§ **Task prompt**: Gather each line in the entries that includes the string "this".

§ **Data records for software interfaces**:

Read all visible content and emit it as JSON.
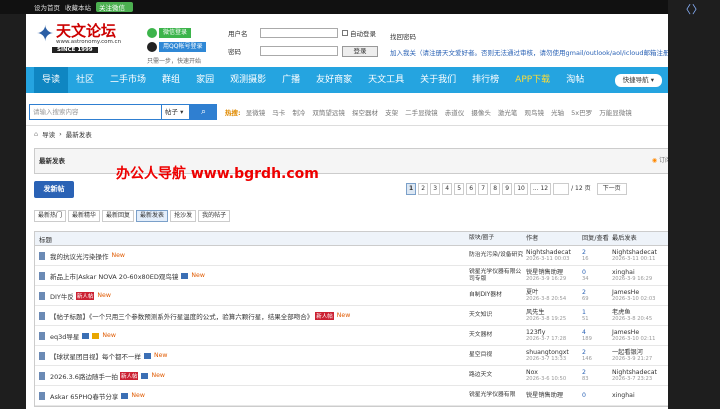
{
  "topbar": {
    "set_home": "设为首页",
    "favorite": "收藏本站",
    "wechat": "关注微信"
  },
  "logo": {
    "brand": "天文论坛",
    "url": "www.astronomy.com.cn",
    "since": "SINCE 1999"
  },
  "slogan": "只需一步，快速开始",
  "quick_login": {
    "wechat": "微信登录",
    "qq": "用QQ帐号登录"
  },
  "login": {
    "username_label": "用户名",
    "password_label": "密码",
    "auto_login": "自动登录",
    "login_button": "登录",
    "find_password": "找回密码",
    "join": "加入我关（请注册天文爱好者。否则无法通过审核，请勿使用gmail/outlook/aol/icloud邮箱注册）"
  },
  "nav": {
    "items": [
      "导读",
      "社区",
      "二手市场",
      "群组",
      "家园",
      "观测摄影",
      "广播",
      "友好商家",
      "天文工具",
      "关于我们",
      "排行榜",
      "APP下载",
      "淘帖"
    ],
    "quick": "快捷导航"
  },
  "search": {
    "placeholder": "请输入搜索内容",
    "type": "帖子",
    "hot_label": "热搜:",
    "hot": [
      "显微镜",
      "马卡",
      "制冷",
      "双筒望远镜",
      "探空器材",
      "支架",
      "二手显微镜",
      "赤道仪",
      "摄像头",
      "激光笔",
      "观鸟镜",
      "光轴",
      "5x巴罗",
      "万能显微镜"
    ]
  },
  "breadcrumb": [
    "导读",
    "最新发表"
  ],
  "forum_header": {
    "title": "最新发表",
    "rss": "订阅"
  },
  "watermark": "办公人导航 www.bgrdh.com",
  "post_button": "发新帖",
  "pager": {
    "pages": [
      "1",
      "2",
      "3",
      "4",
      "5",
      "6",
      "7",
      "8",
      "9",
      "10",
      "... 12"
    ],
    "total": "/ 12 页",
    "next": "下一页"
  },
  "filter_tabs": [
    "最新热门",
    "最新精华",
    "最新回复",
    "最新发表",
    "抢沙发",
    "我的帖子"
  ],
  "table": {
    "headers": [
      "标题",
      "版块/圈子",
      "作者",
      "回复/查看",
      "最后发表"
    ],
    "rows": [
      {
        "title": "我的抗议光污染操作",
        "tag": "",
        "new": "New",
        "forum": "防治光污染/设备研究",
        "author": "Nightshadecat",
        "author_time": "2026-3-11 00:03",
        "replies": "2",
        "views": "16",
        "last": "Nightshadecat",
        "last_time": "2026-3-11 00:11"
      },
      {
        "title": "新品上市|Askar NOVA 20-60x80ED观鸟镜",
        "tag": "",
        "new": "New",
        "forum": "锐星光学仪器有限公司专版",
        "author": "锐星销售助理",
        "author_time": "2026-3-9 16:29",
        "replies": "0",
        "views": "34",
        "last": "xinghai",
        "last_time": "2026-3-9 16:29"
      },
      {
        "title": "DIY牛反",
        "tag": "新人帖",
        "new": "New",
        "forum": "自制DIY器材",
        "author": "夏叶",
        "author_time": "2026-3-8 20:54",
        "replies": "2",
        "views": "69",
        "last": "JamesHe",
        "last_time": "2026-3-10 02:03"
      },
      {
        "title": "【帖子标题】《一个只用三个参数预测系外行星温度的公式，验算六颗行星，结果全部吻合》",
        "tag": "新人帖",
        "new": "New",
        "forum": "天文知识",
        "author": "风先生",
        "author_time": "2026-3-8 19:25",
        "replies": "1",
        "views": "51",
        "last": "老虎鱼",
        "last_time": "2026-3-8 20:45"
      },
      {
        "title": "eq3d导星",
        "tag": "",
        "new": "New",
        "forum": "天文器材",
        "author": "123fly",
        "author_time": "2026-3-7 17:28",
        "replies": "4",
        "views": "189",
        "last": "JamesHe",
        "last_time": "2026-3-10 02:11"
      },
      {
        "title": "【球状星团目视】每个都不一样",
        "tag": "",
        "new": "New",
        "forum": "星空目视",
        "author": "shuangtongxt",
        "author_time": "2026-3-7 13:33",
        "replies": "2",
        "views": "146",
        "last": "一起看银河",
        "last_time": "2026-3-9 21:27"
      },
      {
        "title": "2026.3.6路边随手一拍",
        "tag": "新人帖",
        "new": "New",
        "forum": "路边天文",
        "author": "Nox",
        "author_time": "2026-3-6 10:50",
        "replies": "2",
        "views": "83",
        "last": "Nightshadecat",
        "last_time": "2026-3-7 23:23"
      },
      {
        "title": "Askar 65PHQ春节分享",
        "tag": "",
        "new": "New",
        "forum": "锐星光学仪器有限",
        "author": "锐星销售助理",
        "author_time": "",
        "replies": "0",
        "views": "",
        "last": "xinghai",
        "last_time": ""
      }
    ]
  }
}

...

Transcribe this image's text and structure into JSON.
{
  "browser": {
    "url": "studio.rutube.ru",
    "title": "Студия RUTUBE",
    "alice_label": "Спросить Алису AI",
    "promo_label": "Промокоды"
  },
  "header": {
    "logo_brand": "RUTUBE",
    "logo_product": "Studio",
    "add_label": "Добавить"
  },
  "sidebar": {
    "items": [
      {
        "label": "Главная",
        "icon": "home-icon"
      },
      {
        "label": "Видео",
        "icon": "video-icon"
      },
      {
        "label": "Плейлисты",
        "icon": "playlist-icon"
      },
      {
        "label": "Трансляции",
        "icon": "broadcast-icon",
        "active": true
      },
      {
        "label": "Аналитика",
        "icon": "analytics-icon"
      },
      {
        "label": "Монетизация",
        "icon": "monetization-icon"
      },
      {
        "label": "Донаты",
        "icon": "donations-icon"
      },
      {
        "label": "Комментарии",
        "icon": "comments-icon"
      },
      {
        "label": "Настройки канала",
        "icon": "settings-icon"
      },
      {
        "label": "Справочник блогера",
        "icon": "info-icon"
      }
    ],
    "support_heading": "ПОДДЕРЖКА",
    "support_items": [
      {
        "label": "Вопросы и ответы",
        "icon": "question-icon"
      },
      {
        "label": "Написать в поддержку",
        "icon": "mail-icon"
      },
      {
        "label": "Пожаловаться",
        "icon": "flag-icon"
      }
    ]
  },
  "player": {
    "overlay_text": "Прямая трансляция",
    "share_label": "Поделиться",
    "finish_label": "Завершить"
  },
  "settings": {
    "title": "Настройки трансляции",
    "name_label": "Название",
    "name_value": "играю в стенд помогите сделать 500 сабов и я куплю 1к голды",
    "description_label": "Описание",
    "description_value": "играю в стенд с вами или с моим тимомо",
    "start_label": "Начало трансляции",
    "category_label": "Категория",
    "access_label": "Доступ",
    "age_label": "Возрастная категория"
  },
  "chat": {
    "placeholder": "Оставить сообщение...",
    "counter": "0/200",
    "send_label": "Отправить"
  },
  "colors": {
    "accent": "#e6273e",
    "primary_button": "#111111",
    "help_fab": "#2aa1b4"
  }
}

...

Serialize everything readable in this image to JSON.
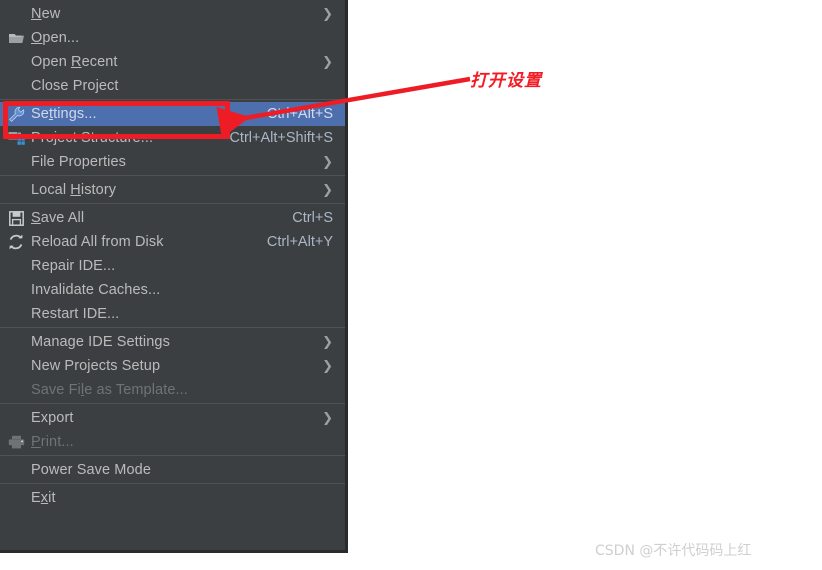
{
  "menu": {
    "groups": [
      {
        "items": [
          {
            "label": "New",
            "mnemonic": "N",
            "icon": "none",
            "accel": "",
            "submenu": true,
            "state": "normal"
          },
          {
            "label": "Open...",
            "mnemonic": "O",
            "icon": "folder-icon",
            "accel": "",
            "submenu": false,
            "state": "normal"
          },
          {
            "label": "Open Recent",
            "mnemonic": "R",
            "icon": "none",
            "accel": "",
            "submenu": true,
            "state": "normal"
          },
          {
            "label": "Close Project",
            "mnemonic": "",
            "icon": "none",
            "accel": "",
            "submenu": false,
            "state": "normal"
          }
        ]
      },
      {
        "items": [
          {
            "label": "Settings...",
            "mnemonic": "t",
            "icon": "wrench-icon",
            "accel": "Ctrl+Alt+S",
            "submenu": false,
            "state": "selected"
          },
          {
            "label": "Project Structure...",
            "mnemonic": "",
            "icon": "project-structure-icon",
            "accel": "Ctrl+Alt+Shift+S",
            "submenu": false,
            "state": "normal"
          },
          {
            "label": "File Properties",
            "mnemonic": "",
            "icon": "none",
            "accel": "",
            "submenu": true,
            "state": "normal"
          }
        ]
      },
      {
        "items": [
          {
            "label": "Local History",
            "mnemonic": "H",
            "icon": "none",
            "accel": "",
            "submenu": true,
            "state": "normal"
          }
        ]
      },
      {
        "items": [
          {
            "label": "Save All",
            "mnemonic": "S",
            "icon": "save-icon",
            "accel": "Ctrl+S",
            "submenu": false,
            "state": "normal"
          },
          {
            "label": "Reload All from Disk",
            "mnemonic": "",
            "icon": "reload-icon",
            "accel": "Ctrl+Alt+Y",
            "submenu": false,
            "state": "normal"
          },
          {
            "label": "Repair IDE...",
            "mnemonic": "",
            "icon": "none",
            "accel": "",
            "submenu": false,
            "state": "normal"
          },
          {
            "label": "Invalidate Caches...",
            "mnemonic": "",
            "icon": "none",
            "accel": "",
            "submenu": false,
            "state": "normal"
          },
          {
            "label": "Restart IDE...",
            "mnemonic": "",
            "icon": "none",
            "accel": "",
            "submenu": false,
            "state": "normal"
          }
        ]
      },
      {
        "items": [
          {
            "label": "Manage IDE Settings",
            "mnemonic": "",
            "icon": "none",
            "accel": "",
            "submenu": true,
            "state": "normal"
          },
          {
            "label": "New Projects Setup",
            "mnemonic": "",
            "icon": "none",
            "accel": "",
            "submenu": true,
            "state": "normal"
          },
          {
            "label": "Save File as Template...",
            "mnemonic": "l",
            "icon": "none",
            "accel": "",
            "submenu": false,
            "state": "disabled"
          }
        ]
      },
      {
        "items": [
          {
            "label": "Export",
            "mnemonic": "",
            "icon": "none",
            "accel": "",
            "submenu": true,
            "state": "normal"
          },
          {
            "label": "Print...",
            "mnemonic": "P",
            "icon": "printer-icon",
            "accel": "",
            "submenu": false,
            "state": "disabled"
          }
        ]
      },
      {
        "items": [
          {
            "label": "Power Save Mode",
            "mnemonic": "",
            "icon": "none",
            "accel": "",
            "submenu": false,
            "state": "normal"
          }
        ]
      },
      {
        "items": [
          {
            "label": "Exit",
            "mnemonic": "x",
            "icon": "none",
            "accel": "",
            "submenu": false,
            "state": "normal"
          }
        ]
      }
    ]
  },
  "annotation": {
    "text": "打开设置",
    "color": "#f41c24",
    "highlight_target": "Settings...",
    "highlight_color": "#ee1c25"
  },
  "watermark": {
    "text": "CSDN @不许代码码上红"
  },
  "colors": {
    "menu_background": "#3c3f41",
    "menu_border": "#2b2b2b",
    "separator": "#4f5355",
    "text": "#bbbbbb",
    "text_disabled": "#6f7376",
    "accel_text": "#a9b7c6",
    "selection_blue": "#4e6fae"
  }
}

§ **Exercise output**:
Transcribe this image's text and structure into JSON.
Serialize everything readable in this image to JSON.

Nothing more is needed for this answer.